Nominees for the first ever gaming category in the annual GLAAD awards were announced today, honoring The Elder Scrolls Online: Summerset, Guild Wars 2: Path of Fire, Pillars of Eternity II: Deadfire, The Sims Mobile and Assassin’s Creed Odyssey for their representation of LGBTQ characters. The nomination of that last game included an additional explanatory note addressing a controversial required romance in the most recent downloadable expansion..
“Our decision to nominate Assassin’s Creed: Odyssey is ultimately rooted in the understanding that progress can sometimes be messy,” Blair Durkee, a consultant for the LGBTQ advocacy group, wrote in a blog post. Durkee went on to note that the nomination was sure to “raise eyebrows.”
The raised eyebrows would be due to the turn Odyssey has taken in recent weeks. Since before launch, the ancient Greek adventure from Ubisoft drew attention for, among other things, letting players choose to play as a man named Alexios or a woman named Kassandra and then romance (and sleep with) any of a handful of male or female characters players might encounter in the game. Sex happened off-screen, but characters could choose who to court, including various dialogue options for flirting and developing these relationships. Players had been told by the game’s creators that they’d never be forced to have a relationship with any specific character and could roleplay with their protagonist as having any sexuality in the 100-hour game. This was all reinforced in the game itself, until a downloadable expansion released to paying customers last week, which introduced a required straight romance, seemingly for the plot purpose of having a biological child.

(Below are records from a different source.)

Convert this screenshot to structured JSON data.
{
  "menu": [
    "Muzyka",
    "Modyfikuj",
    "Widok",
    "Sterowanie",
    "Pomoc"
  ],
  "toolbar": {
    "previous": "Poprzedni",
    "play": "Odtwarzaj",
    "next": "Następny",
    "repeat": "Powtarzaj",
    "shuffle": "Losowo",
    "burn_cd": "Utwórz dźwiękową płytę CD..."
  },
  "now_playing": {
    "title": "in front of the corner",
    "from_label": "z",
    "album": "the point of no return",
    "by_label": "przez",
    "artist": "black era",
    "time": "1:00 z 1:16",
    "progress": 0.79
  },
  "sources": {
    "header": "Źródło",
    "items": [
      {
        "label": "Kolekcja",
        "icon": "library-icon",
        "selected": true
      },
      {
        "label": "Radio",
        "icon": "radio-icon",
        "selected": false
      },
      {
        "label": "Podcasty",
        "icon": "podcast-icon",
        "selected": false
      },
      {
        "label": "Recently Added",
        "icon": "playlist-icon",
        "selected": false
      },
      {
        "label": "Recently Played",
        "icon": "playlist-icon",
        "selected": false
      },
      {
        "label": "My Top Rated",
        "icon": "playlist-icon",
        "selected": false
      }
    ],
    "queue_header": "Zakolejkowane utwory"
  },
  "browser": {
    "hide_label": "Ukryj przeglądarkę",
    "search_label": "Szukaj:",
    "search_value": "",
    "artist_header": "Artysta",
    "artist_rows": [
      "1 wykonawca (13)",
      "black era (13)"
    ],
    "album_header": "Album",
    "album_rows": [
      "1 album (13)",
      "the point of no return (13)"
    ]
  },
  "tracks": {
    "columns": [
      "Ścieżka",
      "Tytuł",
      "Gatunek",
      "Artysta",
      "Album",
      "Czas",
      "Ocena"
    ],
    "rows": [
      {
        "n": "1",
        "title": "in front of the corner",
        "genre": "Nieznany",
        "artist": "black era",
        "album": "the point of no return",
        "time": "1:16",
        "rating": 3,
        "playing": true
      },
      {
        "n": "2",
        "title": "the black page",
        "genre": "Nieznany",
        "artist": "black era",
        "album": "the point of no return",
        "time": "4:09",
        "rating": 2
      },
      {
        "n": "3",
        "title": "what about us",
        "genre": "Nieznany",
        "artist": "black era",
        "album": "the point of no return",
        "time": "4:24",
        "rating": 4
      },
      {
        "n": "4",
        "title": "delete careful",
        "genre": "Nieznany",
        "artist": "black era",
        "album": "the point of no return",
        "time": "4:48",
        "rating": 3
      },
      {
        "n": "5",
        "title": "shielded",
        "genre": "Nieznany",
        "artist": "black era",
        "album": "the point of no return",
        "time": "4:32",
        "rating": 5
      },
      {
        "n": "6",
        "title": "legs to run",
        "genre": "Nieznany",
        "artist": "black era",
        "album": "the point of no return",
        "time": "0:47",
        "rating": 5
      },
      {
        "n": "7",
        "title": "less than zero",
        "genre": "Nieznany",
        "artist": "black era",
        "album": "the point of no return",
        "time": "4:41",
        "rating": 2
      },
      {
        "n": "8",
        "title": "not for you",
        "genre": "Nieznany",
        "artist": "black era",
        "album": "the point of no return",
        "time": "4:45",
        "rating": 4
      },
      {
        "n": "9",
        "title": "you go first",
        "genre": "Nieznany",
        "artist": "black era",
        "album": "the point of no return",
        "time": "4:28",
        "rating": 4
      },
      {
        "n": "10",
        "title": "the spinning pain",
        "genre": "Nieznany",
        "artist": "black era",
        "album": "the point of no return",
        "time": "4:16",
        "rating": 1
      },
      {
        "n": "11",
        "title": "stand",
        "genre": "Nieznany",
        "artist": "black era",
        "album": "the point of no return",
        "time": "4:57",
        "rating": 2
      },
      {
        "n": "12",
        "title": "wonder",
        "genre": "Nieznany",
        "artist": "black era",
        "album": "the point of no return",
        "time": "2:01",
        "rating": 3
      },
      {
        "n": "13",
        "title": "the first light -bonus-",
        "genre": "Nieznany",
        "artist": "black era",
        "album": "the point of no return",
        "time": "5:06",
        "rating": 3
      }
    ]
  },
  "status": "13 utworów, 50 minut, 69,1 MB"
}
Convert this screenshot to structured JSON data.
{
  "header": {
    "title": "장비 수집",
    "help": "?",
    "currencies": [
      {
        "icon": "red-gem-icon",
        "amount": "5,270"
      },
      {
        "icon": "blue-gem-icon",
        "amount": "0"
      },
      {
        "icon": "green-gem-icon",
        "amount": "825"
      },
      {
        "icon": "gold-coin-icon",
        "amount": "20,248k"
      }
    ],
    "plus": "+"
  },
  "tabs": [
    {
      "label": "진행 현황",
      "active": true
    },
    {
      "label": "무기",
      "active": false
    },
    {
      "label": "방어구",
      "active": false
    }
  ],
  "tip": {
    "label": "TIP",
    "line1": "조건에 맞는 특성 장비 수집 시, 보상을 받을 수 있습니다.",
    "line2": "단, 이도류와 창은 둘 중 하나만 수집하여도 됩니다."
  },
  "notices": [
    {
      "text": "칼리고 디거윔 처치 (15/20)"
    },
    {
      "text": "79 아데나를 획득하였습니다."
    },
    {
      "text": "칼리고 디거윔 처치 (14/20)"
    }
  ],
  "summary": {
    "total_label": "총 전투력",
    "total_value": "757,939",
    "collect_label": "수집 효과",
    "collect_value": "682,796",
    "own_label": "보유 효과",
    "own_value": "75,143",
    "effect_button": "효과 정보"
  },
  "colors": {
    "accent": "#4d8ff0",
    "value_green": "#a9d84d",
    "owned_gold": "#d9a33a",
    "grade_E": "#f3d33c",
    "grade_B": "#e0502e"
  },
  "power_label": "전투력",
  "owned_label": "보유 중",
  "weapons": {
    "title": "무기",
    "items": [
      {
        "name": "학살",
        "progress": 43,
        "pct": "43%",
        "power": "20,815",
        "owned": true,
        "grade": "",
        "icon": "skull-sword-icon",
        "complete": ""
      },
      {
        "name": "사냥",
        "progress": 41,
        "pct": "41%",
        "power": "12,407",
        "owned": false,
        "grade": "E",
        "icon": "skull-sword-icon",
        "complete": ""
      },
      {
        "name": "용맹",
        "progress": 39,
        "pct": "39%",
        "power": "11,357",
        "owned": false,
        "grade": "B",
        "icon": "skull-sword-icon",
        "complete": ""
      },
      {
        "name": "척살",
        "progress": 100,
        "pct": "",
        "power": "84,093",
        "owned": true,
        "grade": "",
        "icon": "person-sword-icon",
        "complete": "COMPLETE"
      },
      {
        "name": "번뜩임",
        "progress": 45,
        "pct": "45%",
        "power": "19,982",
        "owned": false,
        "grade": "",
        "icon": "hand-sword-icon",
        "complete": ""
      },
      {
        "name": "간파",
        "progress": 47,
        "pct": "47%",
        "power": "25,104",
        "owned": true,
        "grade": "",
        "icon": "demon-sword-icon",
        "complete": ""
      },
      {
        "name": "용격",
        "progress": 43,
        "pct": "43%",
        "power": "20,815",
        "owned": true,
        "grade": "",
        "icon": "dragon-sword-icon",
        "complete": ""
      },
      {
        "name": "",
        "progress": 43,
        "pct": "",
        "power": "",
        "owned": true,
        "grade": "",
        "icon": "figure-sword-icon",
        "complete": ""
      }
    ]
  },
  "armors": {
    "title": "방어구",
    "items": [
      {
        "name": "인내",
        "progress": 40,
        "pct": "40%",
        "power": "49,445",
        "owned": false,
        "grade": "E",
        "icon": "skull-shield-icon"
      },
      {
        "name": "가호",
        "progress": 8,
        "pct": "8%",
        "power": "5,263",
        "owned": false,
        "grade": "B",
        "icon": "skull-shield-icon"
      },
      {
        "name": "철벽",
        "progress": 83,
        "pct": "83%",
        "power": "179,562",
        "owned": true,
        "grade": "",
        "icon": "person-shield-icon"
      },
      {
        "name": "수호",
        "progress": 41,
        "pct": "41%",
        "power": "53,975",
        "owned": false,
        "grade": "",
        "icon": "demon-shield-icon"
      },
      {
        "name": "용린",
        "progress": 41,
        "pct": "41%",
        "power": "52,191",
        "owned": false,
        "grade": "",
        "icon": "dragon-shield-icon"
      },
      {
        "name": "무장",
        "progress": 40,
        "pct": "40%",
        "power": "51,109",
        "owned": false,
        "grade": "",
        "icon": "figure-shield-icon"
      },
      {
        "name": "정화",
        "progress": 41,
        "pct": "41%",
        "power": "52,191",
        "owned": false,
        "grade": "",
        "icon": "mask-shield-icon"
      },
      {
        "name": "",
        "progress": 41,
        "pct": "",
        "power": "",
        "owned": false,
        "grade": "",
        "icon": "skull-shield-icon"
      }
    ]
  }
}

“At worst, this sends the harmful message that sexual orientation can be changed at will and that LGBTQ people can choose to conform to heteronormative expectations in spite of their identities,” Durkee wrote.
Many fans complained about the DLC’s mandatory straight relationship last week, with some expressing hurt that the game seemed to be presenting homosexuality as a choice that could be undone and others simply saying that this was not what they had been told the game would do.
In response, Ubisoft and the game’s creative director made several apologies: first for surprising players, and later, in a more nuanced message, for letting players down. Yesterday, the developers said they would alter some dialogue and a cutscene in the released DLC to better accommodate players who wanted to choose the “non-romantic” version of the relationship. The DLC won’t be changing the character’s decision to engage in heterosexual intercourse to have a child but will apparently more greatly enable the relationship to play out as a utilitarian one that is engaged in only to continue a bloodline. The final fate of the relationship will be depicted in an upcoming final chapter to the expansion.
Durkee described the announced changes as “a positive step,” though noted that these changes “do not entirely solve the challenge.” They also noted that GLAAD has been in contact with Ubisoft to offer feedback about the whole situation, which a Ubisoft rep also confirmed to Kotaku.
On forums and social media, fans’ feedback to the Assassin’s Creed team’s statements and plans have been mixed. Some say it’s been a good faith effort to honor the spirit in which the game was originally presented and that it addresses the bait-and-switch many players felt. Others argue it is ceding too much authorial control, though the authors of the game do seem quite motivated to do it and aren’t actually changing their major plot points. Some fans have gotten hung up on the idea that Assassin’s Creed’s historical protagonists used to be required to have biological descendants based on the logic of how the game’s modern-day lore has connected to its playable events in the past, but the biological descendant thing hasn’t actually been required of the game’s heroes in the franchise’s most recent games. There had been no indication prior to this past week that Alexios or Kassandra would need to have a descendant, which explains how many players were caught by surprise.
GLAAD’s nomination for Odyssey reads as follows:
Assassin’s Creed: Odyssey follows protagonists Kassandra and Alexios across an epic role-playing adventure in ancient Greece. True to the norms of the historical period, sexuality is fluid and celebrated. Both Kassandra and Alexios can romance same-sex characters in the game and will often encounter non-player characters with same-sex partners. There are specific references to historical LGBTQ figures, including Alcibiades and Sappho. LGBTQ inclusion is both prominently featured and effectively woven throughout the game.
The other games were also lauded for their representation of LGBTQ characters: Guild Wars 2’s expansion for “making LGBTQ identities feel like a natural and vital part of the world”, Pillars of Eternity II for an “expansive cast of characters includes many with LGBTQ identities,” the Sims for bringing its long-running LGBTQ inclusiveness to mobile and the Elder Scrolls expansion for “ a questline in which the player helps a transgender woman reunite with her estranged twin sister.”
The winner of GLAAD’s gaming award will be announced in the coming weeks.